The walk up towards the other part of the common was quite muddy in places, with the previous rainy days creating their own channels across the paths or where animals had clearly congregated, but it was nowhere near as bad as the area surrounding Throngmoss, and I soon found myself at the top with a group of Herdwick sheep to welcome me as I arrived. With The Old Man Of Coniston and the surrounding fells standing proud to my right, I slowly veered towards the left and approached the two tarns. One of the Herdwicks that greeted me at the top of the common followed me along to the principle land of the common, stopping every time I looked behind me, but its little footsteps could be heard in tandem with mine once I continued on my way. As Long Moss came into view and I veered to walk along the Western side of it, the little Herdwick joined a group that were grazing on the drier patches of grass and I was glad to have helped it reunite with its friends! As was expected, quite a bit of this ground was boggy so I ended up talking a longer route around Long Moss, and although I didn't go to its waters edge, I did get some fantastic views of it peaking out in between the bumps and curves of the common. I did however get to wander around Kelly Hall Tarn, and get plenty of photographs of that wonderful tree residing on its edge! It's such a stunning little tarn, hidden away in plain sight and the perfect views of the Coniston fells behind it only adds to the magic! I really love this area as there is always something interesting to see, if not then you can rely on the tarns to set the ambience!

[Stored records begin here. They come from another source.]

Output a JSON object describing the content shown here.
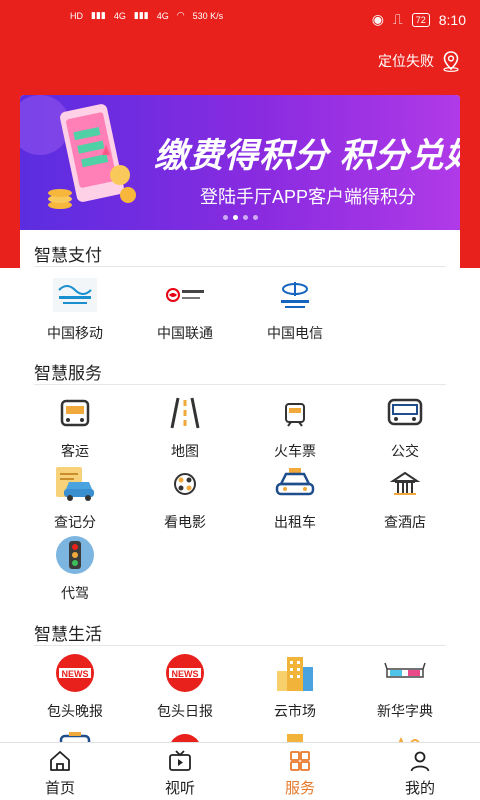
{
  "status_bar": {
    "left_labels": [
      "HD",
      "4G",
      "4G",
      "530 K/s"
    ],
    "battery": "72",
    "time": "8:10"
  },
  "header": {
    "location_text": "定位失败"
  },
  "banner": {
    "title": "缴费得积分 积分兑好礼",
    "subtitle": "登陆手厅APP客户端得积分",
    "slide_index": 2,
    "slide_count": 4
  },
  "sections": {
    "payment": {
      "title": "智慧支付",
      "items": [
        {
          "label": "中国移动",
          "icon": "china-mobile-logo"
        },
        {
          "label": "中国联通",
          "icon": "china-unicom-logo"
        },
        {
          "label": "中国电信",
          "icon": "china-telecom-logo"
        }
      ]
    },
    "services": {
      "title": "智慧服务",
      "items": [
        {
          "label": "客运",
          "icon": "bus-front-icon"
        },
        {
          "label": "地图",
          "icon": "road-icon"
        },
        {
          "label": "火车票",
          "icon": "train-icon"
        },
        {
          "label": "公交",
          "icon": "city-bus-icon"
        },
        {
          "label": "查记分",
          "icon": "car-check-icon"
        },
        {
          "label": "看电影",
          "icon": "film-reel-icon"
        },
        {
          "label": "出租车",
          "icon": "taxi-icon"
        },
        {
          "label": "查酒店",
          "icon": "hotel-icon"
        },
        {
          "label": "代驾",
          "icon": "traffic-light-icon"
        }
      ]
    },
    "life": {
      "title": "智慧生活",
      "items": [
        {
          "label": "包头晚报",
          "icon": "news-icon"
        },
        {
          "label": "包头日报",
          "icon": "news-icon"
        },
        {
          "label": "云市场",
          "icon": "buildings-icon"
        },
        {
          "label": "新华字典",
          "icon": "3d-glasses-icon"
        }
      ]
    }
  },
  "tabbar": {
    "items": [
      {
        "label": "首页",
        "icon": "home-icon"
      },
      {
        "label": "视听",
        "icon": "tv-icon"
      },
      {
        "label": "服务",
        "icon": "grid-icon",
        "active": true
      },
      {
        "label": "我的",
        "icon": "user-icon"
      }
    ]
  },
  "colors": {
    "brand_red": "#e8211c",
    "active_tab": "#e8782a",
    "banner_purple": "#7a2be0"
  }
}
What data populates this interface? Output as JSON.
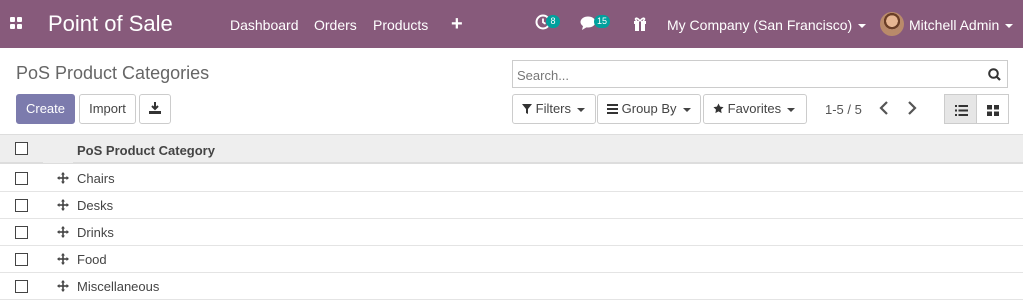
{
  "navbar": {
    "brand": "Point of Sale",
    "menus": [
      "Dashboard",
      "Orders",
      "Products"
    ],
    "activity_count": "8",
    "messages_count": "15",
    "company": "My Company (San Francisco)",
    "user": "Mitchell Admin",
    "color": "#875a7b"
  },
  "control": {
    "title": "PoS Product Categories",
    "search_placeholder": "Search...",
    "create_label": "Create",
    "import_label": "Import",
    "filters_label": "Filters",
    "groupby_label": "Group By",
    "favorites_label": "Favorites",
    "pager": "1-5 / 5",
    "primary_color": "#7c7bad"
  },
  "table": {
    "column": "PoS Product Category",
    "rows": [
      "Chairs",
      "Desks",
      "Drinks",
      "Food",
      "Miscellaneous"
    ]
  },
  "icons": [
    "apps-icon",
    "plus-icon",
    "activity-icon",
    "messages-icon",
    "gift-icon",
    "search-icon",
    "download-icon",
    "filter-icon",
    "groupby-icon",
    "star-icon",
    "chevron-left-icon",
    "chevron-right-icon",
    "list-view-icon",
    "kanban-view-icon",
    "drag-handle-icon"
  ]
}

Whilst I've been at home, I decided to set myself the task of going through every photograph I have taken (well, those saved since 2016!) as to find those I overlooked in editing first time, and to improve on my editing skills. I'm hardly an expert in editing, not that I'd really call it that as I usually just colour or shadow adjust so that the photograph matches what my eye caught - no fake filter fakery or cheap trickshots here - but I have definitely improved in my eye for making the photographs reflect reality. Going through these photographs have really helped with my confidence, especially those photos taken in 2019 which was a year where I was really unhappy with my final products from walks that year. With 2020 being the whirlwind that it was, mentally 2019 can feel like only months ago but looking over my work has shown me how I have improved in a matter of months alone. Sometimes I feel that my photos are boring, but as mentioned before I try to capture the true essence of the scene in front of me, so although those people who spend ages fiddling with settings or camera tricks for just one shot get a lot of love and feedback, I'd rather be true to myself and stick to my 'scene over style' nature photography. These photographs encapsulate the memories and experiences I myself had when walking/taking them, as opposed to some photographs which are forced moments of tranquillity, and that is what is important to me.

Well, after the year we have all had, we can only hope for better days to come in 2021!